One of the hardest parts about saving for retirement is calculating your future tax burden. Your taxes could either go up or down, depending on the changes that occur in your career, income bracket, marital status, number of dependents, and so on. Additionally, tax laws are always liable to change between now and retirement.So, what should you expect to pay on your earned income when you retire? How will tax laws change in the years to come? Most importantly, what steps can you take to prepare for your future tax burden?
We will answer all of these questions and more, but first, let’s see what your taxes and income will likely look like by the time you retire:
How Much Will I Pay in Taxes When I Retire?
The answer – it’s complicated. While we believe taxable income for most families will be a little lower, we also firmly believe tax rates in our country will be higher in the future than they are today.
However, there’s no need to panic.
You can still get a general idea of how much you’ll need to pay by examining your current and anticipated income going forward.
It’s true that you will likely have less W-2 income when you retire, but let’s check out the tax tables. Once your taxable income crosses $80,250 (for married couples filing jointly), your next dollars are already taxed in the 22% bracket. This may be where you sit today.
So, what counts as earned income once you retire? 85% of your social security checks do (assuming your taxable income is over $34,000 jointly). Additionally, pension incomes, taxable interest earned from investments, and possibly even rental income count as earned income.

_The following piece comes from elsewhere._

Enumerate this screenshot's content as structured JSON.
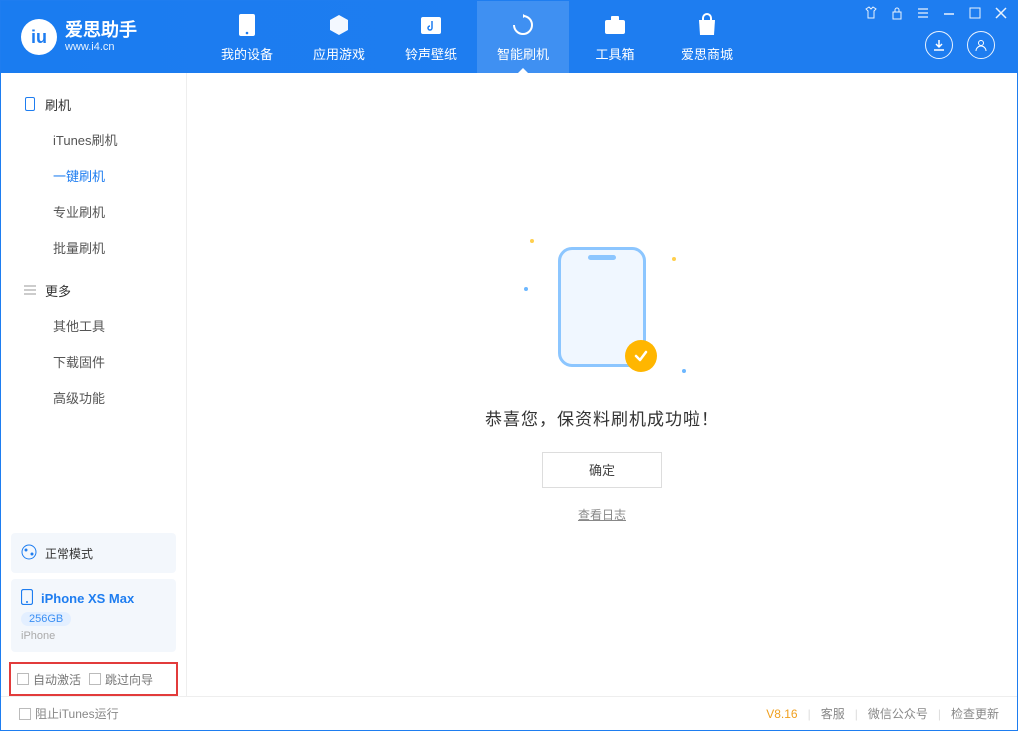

This means that you may be over the threshold without even realizing it!
Now, let’s talk about tax rates. While no one knows for sure how (or if) tax rates will change, all signs point to higher taxes in the years to come. Let’s look at the reasons why that will probably be the case:
The Trump tax cuts have created a temporarily low tax environment, but eventually, rates will need to return to their previous level (at the very least).
The national debt currently sits at about $23 trillion. This number has been increasing rapidly, but that can’t go on forever.
Social security and medicare costs are rising due to longer life expectancies and a large number of baby boomers hitting retirement age.
Most Americans have not saved properly for retirement, which will put greater strain on public services and social safety nets funded by tax dollars.
How are we going to take care of these issues? Increased taxes seem like the likeliest answer.
What should we do?
Though tax rates are, by and large, outside of your control, there are some actions you can take to prepare for higher taxes. There’s no time like the present, so the sooner you get started, the better. Here are a few of the most important things you can do:
Know the tax brackets - If you don’t know which tax bracket you currently fall in, you can see the latest IRS tax code updates right here. However, you should also stay updated on how all incomes are taxed. After all, it’s very possible that your income will change by the time you’re ready to retire.
Look for “tax-free” money - Some of the easiest ways to build tax-free income are Roth IRA conversions, Roth 401(k) contributions, and long-term capital gains. These can help you alleviate your tax burden while also setting aside funds for retirement.
Be proactive about paying taxes - You should keep the perspective that paying taxes today will help deal with these issues down the road. This is especially important in the likely event that your income is lower in the future than it is today. You won’t want to pay high taxes when you have a low income.
Consider a Financial Advisor - If you’re still worried about your future tax liability, you should reach out to our firm for a comprehensive analysis of your current retirement plan and things you may be able to do differently to prepare for these changes. At Afton Advisors, we have the expertise to help you navigate complex tax laws and maximize your retirement savings!